Tax Assessment Appeals – Are your Real Estate Taxes Too High Because of an Inaccurate Assessment of Your Property?
Over the last decade there have been severe economic impacts to the value of real estate in Pennsylvania as well as the rest of the United States. Those severe impacts to the value of real estate have caused inaccurate assessments of commercial and residential real estate. When an assessment of your property is not accurate, it is not based on the true fair market value of your property, the result is quite often that you are paying significantly more in real estate taxes then you should be paying.

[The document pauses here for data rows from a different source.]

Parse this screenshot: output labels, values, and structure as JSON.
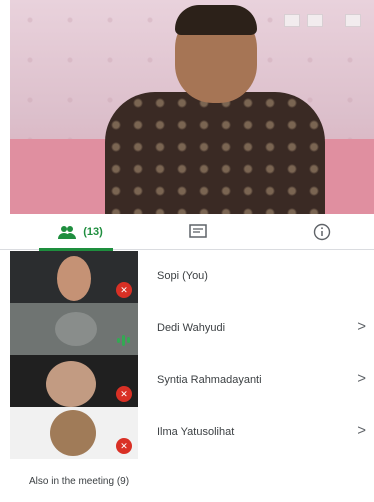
{
  "main_video": {
    "participant": "Host presenter"
  },
  "tabs": {
    "people": {
      "icon": "people-icon",
      "count_label": "(13)"
    },
    "chat": {
      "icon": "chat-icon"
    },
    "info": {
      "icon": "info-icon"
    }
  },
  "participants": [
    {
      "name": "Sopi (You)",
      "mic_state": "muted",
      "has_chevron": false
    },
    {
      "name": "Dedi Wahyudi",
      "mic_state": "speaking",
      "has_chevron": true
    },
    {
      "name": "Syntia Rahmadayanti",
      "mic_state": "muted",
      "has_chevron": true
    },
    {
      "name": "Ilma Yatusolihat",
      "mic_state": "muted",
      "has_chevron": true
    }
  ],
  "also_in_meeting": {
    "label": "Also in the meeting (9)"
  },
  "colors": {
    "accent": "#1e8e3e",
    "muted": "#d93025",
    "speaking": "#34a853"
  }
}
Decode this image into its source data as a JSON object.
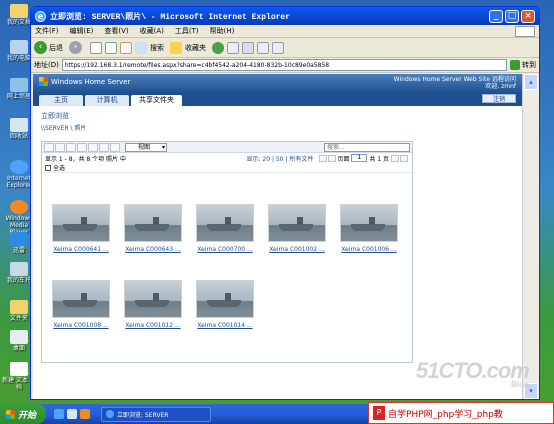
{
  "desktop": {
    "icons": [
      "我的文档",
      "我的电脑",
      "网上邻居",
      "回收站",
      "Internet Explorer",
      "Windows Media Player",
      "迅雷",
      "我的车托",
      "文件夹",
      "桌面",
      "新建 文本 文档"
    ]
  },
  "window": {
    "title": "立即浏览: SERVER\\照片\\ - Microsoft Internet Explorer",
    "menu": [
      "文件(F)",
      "编辑(E)",
      "查看(V)",
      "收藏(A)",
      "工具(T)",
      "帮助(H)"
    ],
    "toolbar": {
      "back": "后退",
      "search": "搜索",
      "favorites": "收藏夹"
    },
    "address_label": "地址(D)",
    "address_value": "https://192.168.3.1/remote/files.aspx?share=c4bf4542-a204-4180-832b-10c89e0a5858",
    "go_label": "转到"
  },
  "whs": {
    "brand": "Windows Home Server",
    "site_name": "Windows Home Server Web Site 远程访问",
    "welcome": "欢迎, zmnf",
    "tabs": [
      "主页",
      "计算机",
      "共享文件夹"
    ],
    "active_tab": 2,
    "logout": "注销",
    "page_title": "立即浏览",
    "breadcrumb": "\\\\SERVER \\ 照片",
    "view_label": "视图",
    "search_placeholder": "搜索...",
    "showing": "显示 1 - 8，共 8 个项 照片 中",
    "show_links": "显示: 20 | 50 | 所有文件",
    "page_label": "页面",
    "page_value": "1",
    "page_of": "共 1 页",
    "select_all": "全选",
    "files": [
      "Xeima C000641 ...",
      "Xeima C000643 ...",
      "Xeima C000700 ...",
      "Xeima C001002 ...",
      "Xeima C001006 ...",
      "Xeima C001008 ...",
      "Xeima C001012 ...",
      "Xeima C001014 ..."
    ]
  },
  "taskbar": {
    "start": "开始",
    "task": "立即浏览: SERVER"
  },
  "watermark": {
    "main": "51CTO.com",
    "sub": "Blog"
  },
  "ad": {
    "text": "自学PHP网_php学习_php教"
  }
}
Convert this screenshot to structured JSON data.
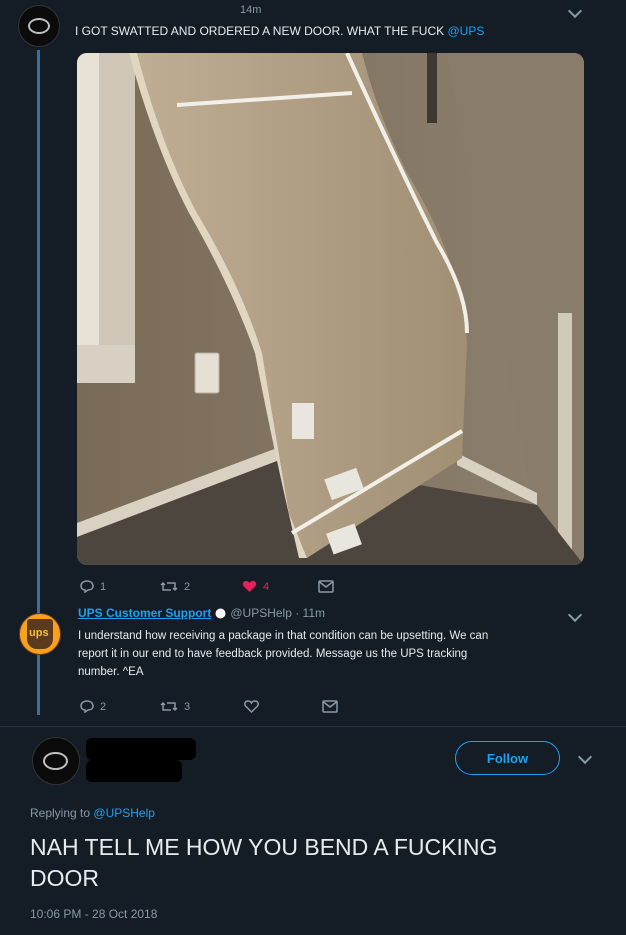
{
  "tweet1": {
    "time": "14m",
    "text": "I GOT SWATTED AND ORDERED A NEW DOOR. WHAT THE FUCK",
    "mention": "@UPS",
    "reply_count": "1",
    "retweet_count": "2",
    "like_count": "4"
  },
  "tweet2": {
    "display_name": "UPS Customer Support",
    "handle_time": "@UPSHelp · 11m",
    "avatar_text": "ups",
    "text_line1": "I understand how receiving a package in that condition can be upsetting. We can",
    "text_line2": "report it in our end to have feedback provided. Message us the UPS tracking",
    "text_line3": "number. ^EA",
    "reply_count": "2",
    "retweet_count": "3"
  },
  "tweet3": {
    "follow_label": "Follow",
    "replying_prefix": "Replying to",
    "replying_handle": "@UPSHelp",
    "text_line1": "NAH TELL ME HOW YOU BEND A FUCKING",
    "text_line2": "DOOR",
    "timestamp": "10:06 PM - 28 Oct 2018"
  },
  "colors": {
    "background": "#141d26",
    "accent": "#1da1f2",
    "like": "#e0245e",
    "thread": "#3b6f99"
  }
}
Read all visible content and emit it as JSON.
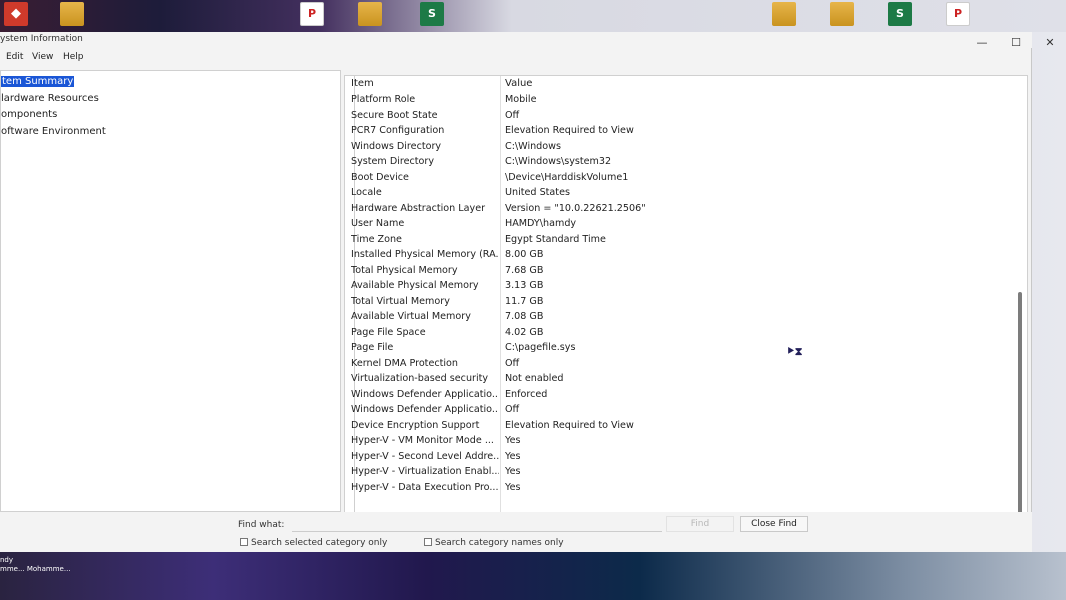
{
  "window": {
    "title": "ystem Information",
    "controls": {
      "minimize": "—",
      "maximize": "☐",
      "close": "✕"
    }
  },
  "menu": [
    "Edit",
    "View",
    "Help"
  ],
  "tree": [
    {
      "label": "tem Summary",
      "selected": true
    },
    {
      "label": "lardware Resources",
      "selected": false
    },
    {
      "label": "omponents",
      "selected": false
    },
    {
      "label": "oftware Environment",
      "selected": false
    }
  ],
  "table": {
    "headers": {
      "item": "Item",
      "value": "Value"
    },
    "rows": [
      {
        "item": "Platform Role",
        "value": "Mobile"
      },
      {
        "item": "Secure Boot State",
        "value": "Off"
      },
      {
        "item": "PCR7 Configuration",
        "value": "Elevation Required to View"
      },
      {
        "item": "Windows Directory",
        "value": "C:\\Windows"
      },
      {
        "item": "System Directory",
        "value": "C:\\Windows\\system32"
      },
      {
        "item": "Boot Device",
        "value": "\\Device\\HarddiskVolume1"
      },
      {
        "item": "Locale",
        "value": "United States"
      },
      {
        "item": "Hardware Abstraction Layer",
        "value": "Version = \"10.0.22621.2506\""
      },
      {
        "item": "User Name",
        "value": "HAMDY\\hamdy"
      },
      {
        "item": "Time Zone",
        "value": "Egypt Standard Time"
      },
      {
        "item": "Installed Physical Memory (RA...",
        "value": "8.00 GB"
      },
      {
        "item": "Total Physical Memory",
        "value": "7.68 GB"
      },
      {
        "item": "Available Physical Memory",
        "value": "3.13 GB"
      },
      {
        "item": "Total Virtual Memory",
        "value": "11.7 GB"
      },
      {
        "item": "Available Virtual Memory",
        "value": "7.08 GB"
      },
      {
        "item": "Page File Space",
        "value": "4.02 GB"
      },
      {
        "item": "Page File",
        "value": "C:\\pagefile.sys"
      },
      {
        "item": "Kernel DMA Protection",
        "value": "Off"
      },
      {
        "item": "Virtualization-based security",
        "value": "Not enabled"
      },
      {
        "item": "Windows Defender Applicatio...",
        "value": "Enforced"
      },
      {
        "item": "Windows Defender Applicatio...",
        "value": "Off"
      },
      {
        "item": "Device Encryption Support",
        "value": "Elevation Required to View"
      },
      {
        "item": "Hyper-V - VM Monitor Mode ...",
        "value": "Yes"
      },
      {
        "item": "Hyper-V - Second Level Addre...",
        "value": "Yes"
      },
      {
        "item": "Hyper-V - Virtualization Enabl...",
        "value": "Yes"
      },
      {
        "item": "Hyper-V - Data Execution Pro...",
        "value": "Yes"
      }
    ]
  },
  "find": {
    "label": "Find what:",
    "input_value": "",
    "find_button": "Find",
    "close_find_button": "Close Find",
    "option_selected_category": "Search selected category only",
    "option_category_names": "Search category names only"
  },
  "desktop": {
    "taskbar_label_1": "ndy",
    "taskbar_label_2": "mme...   Mohamme..."
  },
  "icons": {
    "sheet_letter": "S",
    "pdf_letter": "P"
  }
}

Furthermore, many people confuse the Assessed Value of their property with the Fair Market Value of their property. Your tax bills provide you with the Assessed Value of your property which today is a fraction of the true Market Value of your property. When individuals see the Assessed value which is far less than what they believe the Market Value of their property is, they often believe they should not appeal their tax assessment, because if they bring it to the attention of the County Board of Assessments, their taxes could actually increase. Property owners should not feel this way. As I’ve researched many of the neighborhoods in both Chester and Montgomery Counties, including my own property, I noticed that most of the owners of homes that have been built in the last 10 years, or have had any improvements constructed on an older home that would have triggered the County to reassess their property, are overpaying their real estate taxes. I personally was overpaying my real estate taxes by over a thousand dollars a year.
As a general rule of thumb, a four bedroom home with a value of $375,000 should have an assessed value under $200,000 and yearly taxes well under $6,000. A three bedroom home with a value of $325,000 should have an assessed value under $170,000 and yearly taxes well under $5,000.
Many property owners are misled because the default computer generated county assessed value on your tax bills is almost half of the county assigned fair market value. It is logical to then believe that you are being taxed fairly because your home has a fair market value of $375,000. But in fact that $375,000 home is being taxed as if it was worth almost $500,000 - a value assigned by a computer model - and the owners are paying over $1,600 in extra taxes every year!
Counties limit the time when you can file an Annual Tax Assessment Appeal. The annual appeal period begins May 1 and runs until August 1 in Chester, Montgomery, Delaware, Bucks and Lancaster Counties and August 15 in Berks County. If you choose to appeal your tax assessment, there are normally no intrusive county inspections of your property, and your tax rate could be significantly lowered for the 2014 tax year and every year thereafter. Our office will use comparable property values and advise you to obtain an appraisal to argue for an adjustment to your home’s value on your behalf. We have helped many of our neighbors to do the same.
Since our office will handle all of the details with the County Board of Assessments, the process requires very little of your time. The entire cost of the appeal can be paid for with just a small percentage of the annual tax savings you realize as a result of this process.
If you would care to discuss your particular real estate tax assessment in detail, please call me at (610) 323-2800 or email me at email@example.com. Also, please watch OWM's Legal Talk program regarding Property Tax Assessment Appeals which will run during the months of June and July 2013 on PCTV, Tuesdays at 8:30 on Channel 28, and Thursdays at 9:30 p.m. on Channel 98, or on our website here.
David A. Megay, Esq. speaking at SCORE Business Planning Seminars on 9/9/13 and 11/4/13 (contact SCORE at 610-327-2673).
Kathleen M. Martin, Esq., speaking at Chestnut Knoll at Home's Me and My Parents panel discussion "How to Start Planning Ahead," on 6/20/23 @ 5:30. p.m. at Atria Woodbridge, Phoenixville, PA. RSVP required at 610-933-0660 or firstname.lastname@example.org.
OWM Law sponsoring First Friday celebration in Phoenixville on 7/5/13, 8/2/13, 9/6/13 and 10/4/13.
Watch Legal Talk, brought to you by OWM, on PCTV, Tuesdays at 8:30 on Channel 28, and Thursdays at 9:30 p.m. on Channel 98, or on our website at www.owmlaw.com/legal_talk/legal_talk.php.
Read Legal Ease every first and third Sunday in the Pottstown Mercury.